Leelanau County sees influx of seasonal residents seeking shelter from COVID-19

Apr 6, 2020

People are flooding into Leelanau County since COVID-19 hit Michigan last month, according to several local business owners.

Health departments in northern Michigan have asked those visiting to self-quarantine, and essential workers in the county are concerned about the increased foot traffic.


Fleeing danger downstate

Leland Mercantile is busier than usual for this time of year, according to employee Sarah Allis.

Sarah Allis works at Leland Mercantile in Leland. She's seen an influx of people up north.
Credit Noelle Riley / Interlochen Public Radio

“I’m just a little concerned with people coming up from really populated areas,” she says. “A lot of summer people that usually wouldn’t come up until after Easter or May and they’re coming up early to open their summer homes.”

Although Gov. Gretchen Whitmer asked Michigan residents to stay home, her executive order doesn't specifically say people can’t go to their second homes up north.

Local health departments have asked anyone traveling to the region to self-quarantine for 14 days. Allis hopes people follow those recommendations.

“We’re just doing the best we can. We’re not turning people away. I mean it’s good for our business. We’re doing a lot of curbside pickup,” she says.

Many grocers prefer curbside pickup over people coming into their stores right now. That includes Connie Frost, owner of Hansen Foods in Suttons Bay.

Visitors aren't trying to hide why they came up north, she says.

“Most of them are very verbal about letting us know they feel safer here, just by the numbers,” says Frost.

Increased risk to residents

The visitors might feel safer, but they bring an increased risk for year-round residents, according to health officials.

Michelle Klein is the Director of Personal Health at the Benzie-Leelanau District Health Department.

She’s worried the positive cases of coronavirus could spike in the region if people aren’t more cautious.

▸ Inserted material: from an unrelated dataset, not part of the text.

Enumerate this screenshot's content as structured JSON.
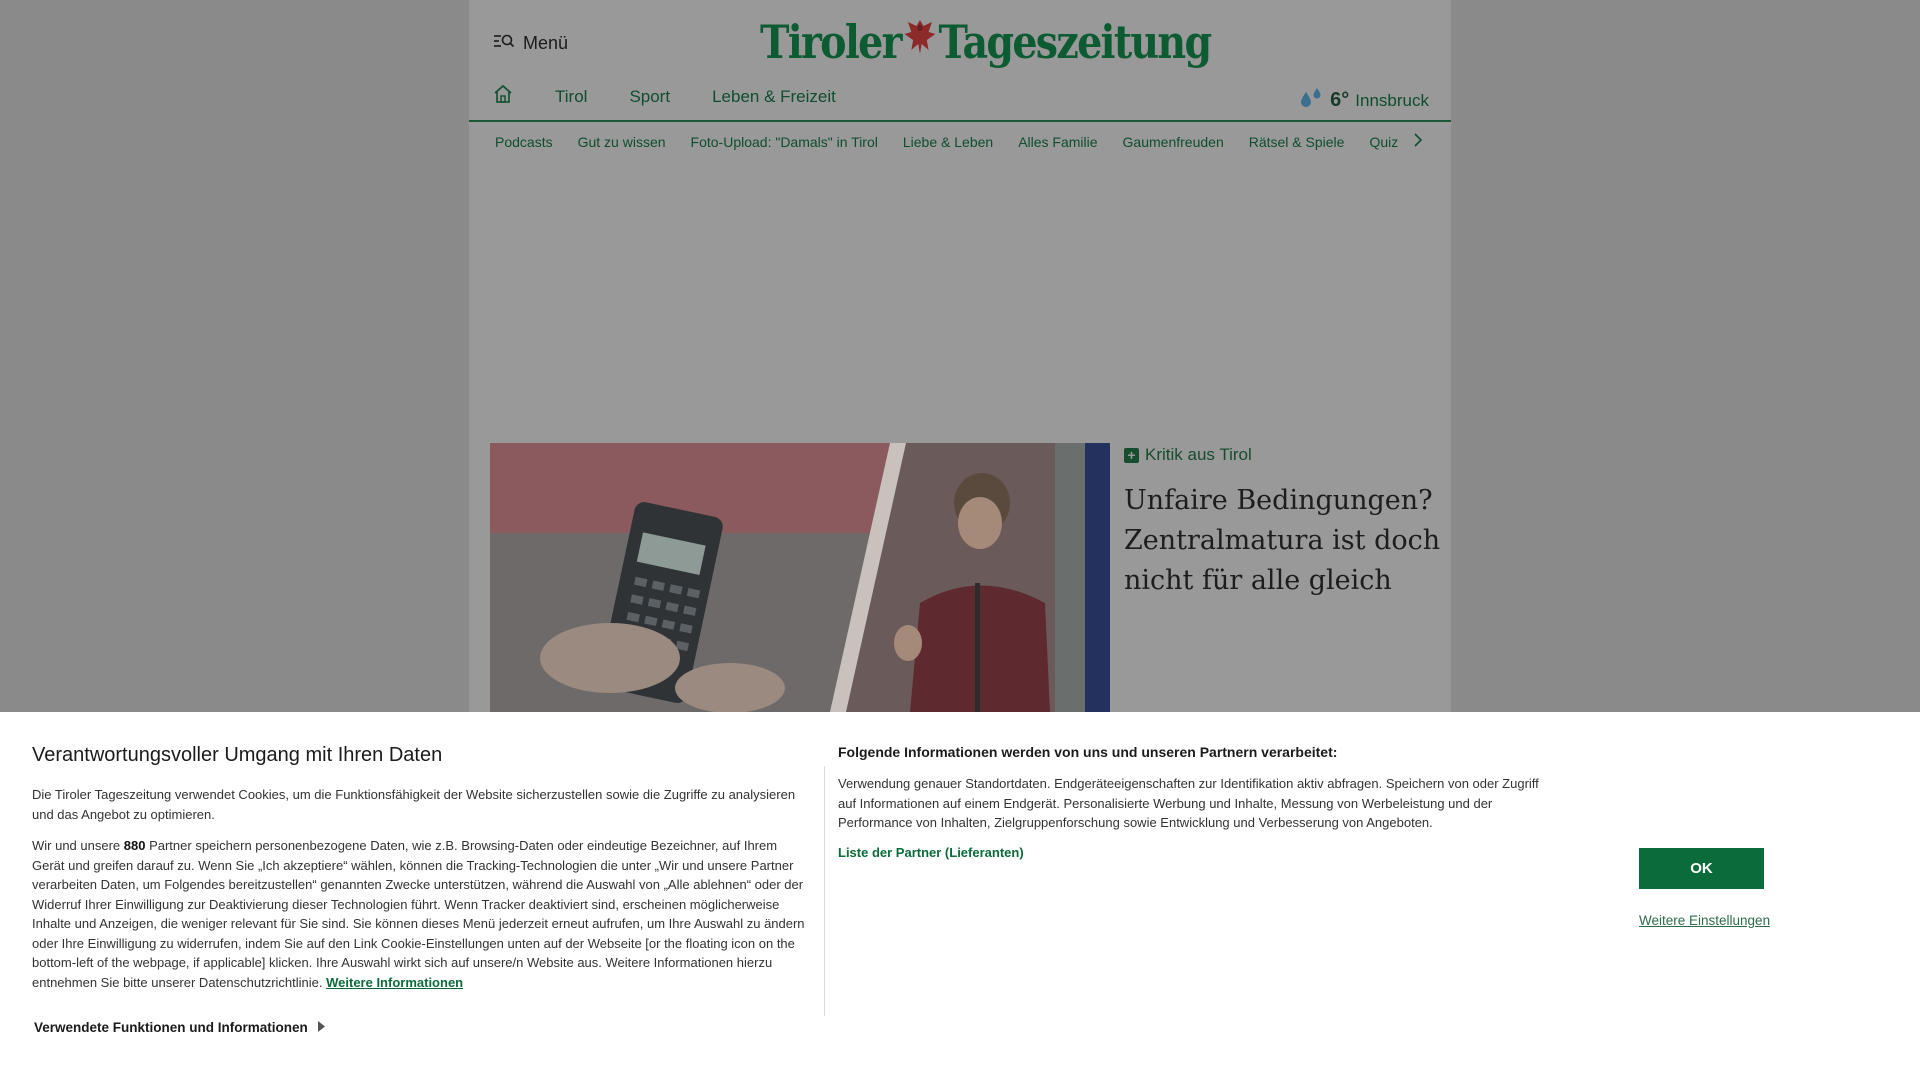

“As more and more people are coming up to this area, our health care system doesn’t have the capability to manage large, large, large numbers of people,” says Klein. “And so there is a fear that if too many people come up to the area, especially if they come up and develop symptoms and then become ill, then our health care system up here may become overwhelmed.”

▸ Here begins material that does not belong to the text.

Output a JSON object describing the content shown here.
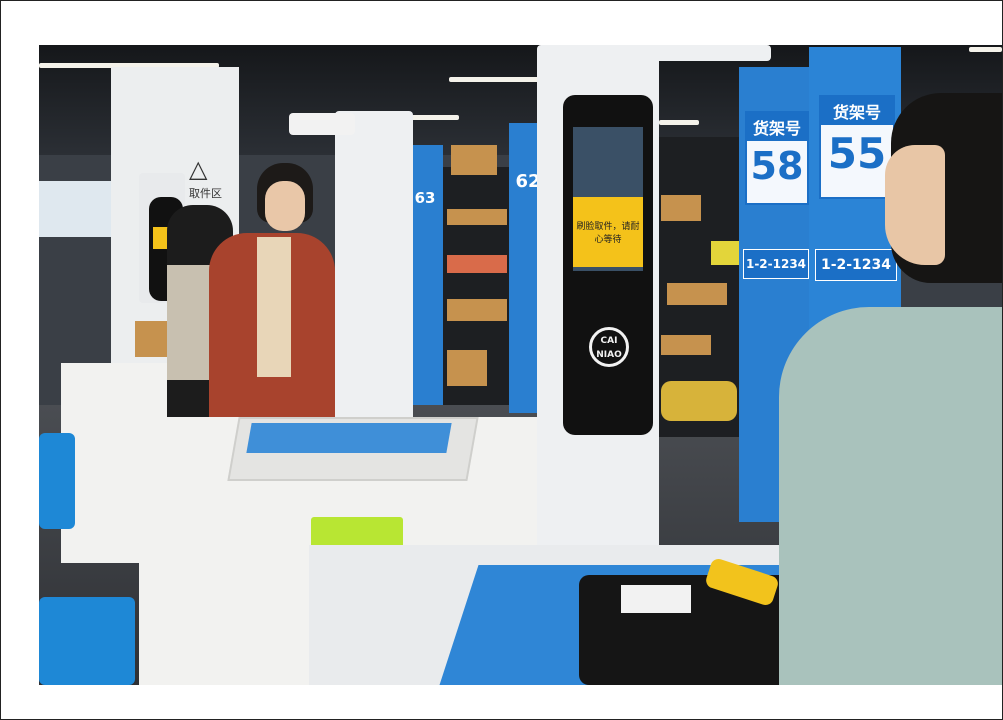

Workers at Deeps Corner store in Northport have also seen an increase in foot traffic up north.
Credit Noelle Riley / Interlochen Public Radio

Cottage owners aren't asking

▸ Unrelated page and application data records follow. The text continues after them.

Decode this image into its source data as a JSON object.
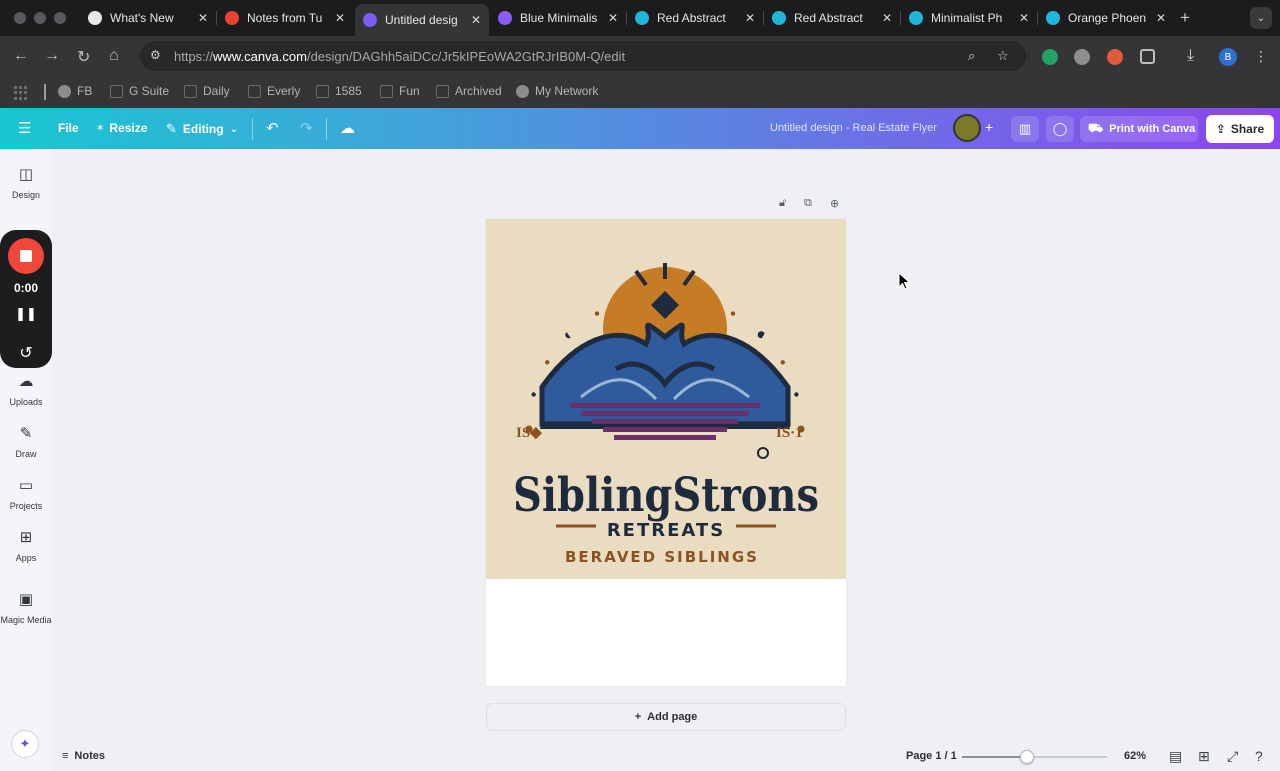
{
  "browser": {
    "tabs": [
      {
        "title": "What's New",
        "icon": "chrome-icon",
        "color": "#e8e8e8"
      },
      {
        "title": "Notes from Tu",
        "icon": "gmail-icon",
        "color": "#ea4335"
      },
      {
        "title": "Untitled desig",
        "icon": "canva-doc-icon",
        "color": "#7d5cf5",
        "active": true
      },
      {
        "title": "Blue Minimalis",
        "icon": "canva-heart-icon",
        "color": "#8b5cf6"
      },
      {
        "title": "Red Abstract",
        "icon": "canva-icon",
        "color": "#1eb8d6"
      },
      {
        "title": "Red Abstract",
        "icon": "canva-icon",
        "color": "#1eb8d6"
      },
      {
        "title": "Minimalist Ph",
        "icon": "canva-icon",
        "color": "#1eb8d6"
      },
      {
        "title": "Orange Phoen",
        "icon": "canva-icon",
        "color": "#1eb8d6"
      }
    ],
    "url_prefix": "https://",
    "url_domain": "www.canva.com",
    "url_path": "/design/DAGhh5aiDCc/Jr5kIPEoWA2GtRJrIB0M-Q/edit",
    "profile_initial": "B",
    "bookmarks": [
      {
        "label": "FB",
        "icon": "globe"
      },
      {
        "label": "G Suite",
        "icon": "folder"
      },
      {
        "label": "Daily",
        "icon": "folder"
      },
      {
        "label": "Everly",
        "icon": "folder"
      },
      {
        "label": "1585",
        "icon": "folder"
      },
      {
        "label": "Fun",
        "icon": "folder"
      },
      {
        "label": "Archived",
        "icon": "folder"
      },
      {
        "label": "My Network",
        "icon": "globe"
      }
    ]
  },
  "canva": {
    "file_label": "File",
    "resize_label": "Resize",
    "editing_label": "Editing",
    "doc_title": "Untitled design - Real Estate Flyer",
    "print_label": "Print with Canva",
    "share_label": "Share",
    "sidebar": [
      {
        "label": "Design",
        "icon": "design-icon",
        "glyph": "◫"
      },
      {
        "label": "Uploads",
        "icon": "upload-cloud-icon",
        "glyph": "☁"
      },
      {
        "label": "Draw",
        "icon": "pen-icon",
        "glyph": "✎"
      },
      {
        "label": "Projects",
        "icon": "folder-icon",
        "glyph": "▭"
      },
      {
        "label": "Apps",
        "icon": "apps-icon",
        "glyph": "⊞"
      },
      {
        "label": "Magic Media",
        "icon": "magic-media-icon",
        "glyph": "▣"
      }
    ],
    "recorder_time": "0:00",
    "add_page_label": "Add page",
    "notes_label": "Notes",
    "page_indicator": "Page 1 / 1",
    "zoom_label": "62%",
    "zoom_fraction": 0.45
  },
  "artwork": {
    "left_mark": "IS◆",
    "right_mark": "IS·1",
    "title": "SiblingStrons",
    "subtitle": "RETREATS",
    "tagline": "BERAVED SIBLINGS",
    "colors": {
      "background": "#eadcc0",
      "navy": "#1e2a3d",
      "gold": "#c67c24",
      "blue": "#2f5a9c",
      "purple": "#6b2f6e",
      "brown": "#8c5220"
    }
  }
}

IPR reached out to one downstate health department — Washtenaw County — to see whether they’re telling residents not to travel up north.

It’s the sixth most populous county in the state — home to the city of Ann Arbor.

The Washtenaw County Health Department has been asked a lot of questions about COVID-19, according to Communications and Health Promotions Administrator Susan Ringler-Cerniglia.

However, she says nobody's called to ask whether they should go to their 'up north' cottage, so her agency hasn't given any specific guidance on it.

A fragile community

As of Monday evening, only three Leelanau County residents have tested positive for COVID-19, accoding to the health department.

Rebecca Roman is worried. She works at Deeps Cornerstore in Northport, and says their community is fragile.

“We’re so small that if one person gets sick in this area, then almost the whole town is going to get sick,” says Roman.